Data about app and page elements:
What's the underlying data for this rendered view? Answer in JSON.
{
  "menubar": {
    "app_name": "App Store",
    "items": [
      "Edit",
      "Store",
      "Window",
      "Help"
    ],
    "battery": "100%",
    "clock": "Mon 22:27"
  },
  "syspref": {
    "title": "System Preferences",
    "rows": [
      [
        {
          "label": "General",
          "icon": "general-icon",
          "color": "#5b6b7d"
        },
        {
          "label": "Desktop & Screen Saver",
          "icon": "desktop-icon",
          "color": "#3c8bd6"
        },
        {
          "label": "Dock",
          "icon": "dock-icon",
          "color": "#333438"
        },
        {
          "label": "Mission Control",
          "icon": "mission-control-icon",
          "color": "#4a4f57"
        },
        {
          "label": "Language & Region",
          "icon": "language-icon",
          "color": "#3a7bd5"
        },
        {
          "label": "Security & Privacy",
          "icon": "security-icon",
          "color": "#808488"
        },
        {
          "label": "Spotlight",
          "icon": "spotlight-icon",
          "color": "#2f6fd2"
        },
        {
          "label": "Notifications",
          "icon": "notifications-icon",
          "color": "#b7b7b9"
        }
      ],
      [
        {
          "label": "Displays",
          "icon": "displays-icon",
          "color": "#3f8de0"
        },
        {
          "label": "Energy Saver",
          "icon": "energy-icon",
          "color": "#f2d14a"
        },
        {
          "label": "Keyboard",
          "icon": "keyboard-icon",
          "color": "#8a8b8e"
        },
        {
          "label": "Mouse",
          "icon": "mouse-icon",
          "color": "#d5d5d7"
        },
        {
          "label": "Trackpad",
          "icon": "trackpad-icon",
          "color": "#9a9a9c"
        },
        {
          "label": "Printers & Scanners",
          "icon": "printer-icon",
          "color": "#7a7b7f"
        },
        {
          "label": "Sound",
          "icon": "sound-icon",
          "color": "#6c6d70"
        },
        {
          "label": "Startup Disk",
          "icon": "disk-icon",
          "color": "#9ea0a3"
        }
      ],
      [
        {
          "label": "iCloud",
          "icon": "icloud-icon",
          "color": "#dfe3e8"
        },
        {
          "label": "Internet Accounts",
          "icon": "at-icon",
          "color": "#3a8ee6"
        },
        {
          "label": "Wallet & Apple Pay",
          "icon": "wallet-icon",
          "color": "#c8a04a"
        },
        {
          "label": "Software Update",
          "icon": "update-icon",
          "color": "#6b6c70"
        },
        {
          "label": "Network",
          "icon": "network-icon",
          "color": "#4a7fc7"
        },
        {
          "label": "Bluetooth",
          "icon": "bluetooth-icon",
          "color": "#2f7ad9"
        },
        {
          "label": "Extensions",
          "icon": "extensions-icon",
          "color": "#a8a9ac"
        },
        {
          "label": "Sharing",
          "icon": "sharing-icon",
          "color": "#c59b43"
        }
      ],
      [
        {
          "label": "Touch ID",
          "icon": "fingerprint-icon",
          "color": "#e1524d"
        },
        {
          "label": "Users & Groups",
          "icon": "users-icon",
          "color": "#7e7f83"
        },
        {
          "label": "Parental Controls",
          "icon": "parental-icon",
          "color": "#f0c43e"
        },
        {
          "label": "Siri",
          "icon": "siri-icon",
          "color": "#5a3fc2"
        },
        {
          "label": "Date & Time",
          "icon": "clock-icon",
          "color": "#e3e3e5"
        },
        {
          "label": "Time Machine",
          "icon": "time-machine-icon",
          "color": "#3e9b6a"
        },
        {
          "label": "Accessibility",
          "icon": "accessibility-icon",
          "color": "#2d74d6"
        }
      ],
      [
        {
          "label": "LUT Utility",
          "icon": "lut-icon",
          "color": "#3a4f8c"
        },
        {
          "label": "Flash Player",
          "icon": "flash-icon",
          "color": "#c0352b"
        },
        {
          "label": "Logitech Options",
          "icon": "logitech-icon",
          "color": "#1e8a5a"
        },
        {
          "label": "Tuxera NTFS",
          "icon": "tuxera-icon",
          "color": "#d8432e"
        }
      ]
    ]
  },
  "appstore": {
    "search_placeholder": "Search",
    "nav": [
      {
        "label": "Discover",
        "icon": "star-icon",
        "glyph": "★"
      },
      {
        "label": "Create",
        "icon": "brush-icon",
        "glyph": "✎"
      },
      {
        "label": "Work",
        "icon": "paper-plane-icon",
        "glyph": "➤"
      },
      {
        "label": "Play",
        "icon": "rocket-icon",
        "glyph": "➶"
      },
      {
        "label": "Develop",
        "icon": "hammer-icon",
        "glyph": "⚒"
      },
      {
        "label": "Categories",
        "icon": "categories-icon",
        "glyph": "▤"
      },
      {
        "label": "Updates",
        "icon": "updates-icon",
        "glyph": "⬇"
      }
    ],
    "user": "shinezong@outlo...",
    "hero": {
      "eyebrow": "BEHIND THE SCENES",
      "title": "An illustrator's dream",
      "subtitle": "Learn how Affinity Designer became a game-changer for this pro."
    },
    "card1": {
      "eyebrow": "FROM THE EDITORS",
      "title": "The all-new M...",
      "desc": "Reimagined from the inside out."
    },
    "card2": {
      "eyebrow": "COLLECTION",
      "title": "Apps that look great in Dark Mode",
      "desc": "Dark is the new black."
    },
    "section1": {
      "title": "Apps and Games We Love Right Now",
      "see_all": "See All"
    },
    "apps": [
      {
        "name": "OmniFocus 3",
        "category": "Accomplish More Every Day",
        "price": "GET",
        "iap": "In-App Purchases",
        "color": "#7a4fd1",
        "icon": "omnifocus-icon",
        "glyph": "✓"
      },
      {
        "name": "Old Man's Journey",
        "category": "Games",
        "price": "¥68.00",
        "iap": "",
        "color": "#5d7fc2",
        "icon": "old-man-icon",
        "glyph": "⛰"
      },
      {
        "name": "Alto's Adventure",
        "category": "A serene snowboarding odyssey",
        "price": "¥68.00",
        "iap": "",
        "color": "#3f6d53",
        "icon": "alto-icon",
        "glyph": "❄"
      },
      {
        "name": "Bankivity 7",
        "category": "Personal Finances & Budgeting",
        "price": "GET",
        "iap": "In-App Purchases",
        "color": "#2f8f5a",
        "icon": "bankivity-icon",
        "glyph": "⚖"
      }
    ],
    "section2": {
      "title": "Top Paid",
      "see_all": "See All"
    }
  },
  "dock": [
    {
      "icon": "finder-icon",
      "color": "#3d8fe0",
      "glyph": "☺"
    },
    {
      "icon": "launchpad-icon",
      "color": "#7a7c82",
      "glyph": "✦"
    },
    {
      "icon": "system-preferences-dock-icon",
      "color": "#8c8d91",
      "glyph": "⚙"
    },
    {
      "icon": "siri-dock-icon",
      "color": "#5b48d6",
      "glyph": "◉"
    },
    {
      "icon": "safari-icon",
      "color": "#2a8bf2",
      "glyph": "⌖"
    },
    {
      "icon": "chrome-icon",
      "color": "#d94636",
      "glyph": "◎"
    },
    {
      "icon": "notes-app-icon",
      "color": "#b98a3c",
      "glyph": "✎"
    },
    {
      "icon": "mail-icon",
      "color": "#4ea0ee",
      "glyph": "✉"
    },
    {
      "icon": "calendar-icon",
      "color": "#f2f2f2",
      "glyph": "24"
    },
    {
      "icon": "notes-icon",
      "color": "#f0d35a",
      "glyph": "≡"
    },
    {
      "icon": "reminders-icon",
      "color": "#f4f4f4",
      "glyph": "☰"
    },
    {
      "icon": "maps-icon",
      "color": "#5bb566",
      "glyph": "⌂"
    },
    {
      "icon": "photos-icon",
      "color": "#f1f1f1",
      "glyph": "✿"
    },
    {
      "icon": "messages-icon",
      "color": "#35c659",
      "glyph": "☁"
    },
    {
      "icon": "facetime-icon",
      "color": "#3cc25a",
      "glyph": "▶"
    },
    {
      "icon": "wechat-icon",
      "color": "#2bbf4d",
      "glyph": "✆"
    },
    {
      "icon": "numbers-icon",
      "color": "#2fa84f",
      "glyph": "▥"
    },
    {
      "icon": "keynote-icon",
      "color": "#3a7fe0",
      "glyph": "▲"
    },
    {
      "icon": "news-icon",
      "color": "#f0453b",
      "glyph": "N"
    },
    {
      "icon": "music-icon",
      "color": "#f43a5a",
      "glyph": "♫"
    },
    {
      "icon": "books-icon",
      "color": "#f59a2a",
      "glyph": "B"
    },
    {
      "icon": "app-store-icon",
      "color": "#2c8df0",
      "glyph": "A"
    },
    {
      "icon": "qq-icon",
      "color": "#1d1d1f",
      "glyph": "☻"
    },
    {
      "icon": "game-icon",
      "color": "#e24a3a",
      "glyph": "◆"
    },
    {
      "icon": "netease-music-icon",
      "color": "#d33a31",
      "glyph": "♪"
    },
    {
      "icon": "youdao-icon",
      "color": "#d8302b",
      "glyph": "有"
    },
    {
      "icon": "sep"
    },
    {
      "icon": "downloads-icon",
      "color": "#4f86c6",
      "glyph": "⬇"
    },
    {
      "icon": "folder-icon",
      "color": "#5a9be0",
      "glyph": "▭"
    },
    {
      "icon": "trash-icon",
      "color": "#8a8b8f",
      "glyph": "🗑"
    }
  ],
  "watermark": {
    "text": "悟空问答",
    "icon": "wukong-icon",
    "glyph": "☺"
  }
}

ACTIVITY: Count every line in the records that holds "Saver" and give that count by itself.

SOLUTION TO THE PROBLEM: 2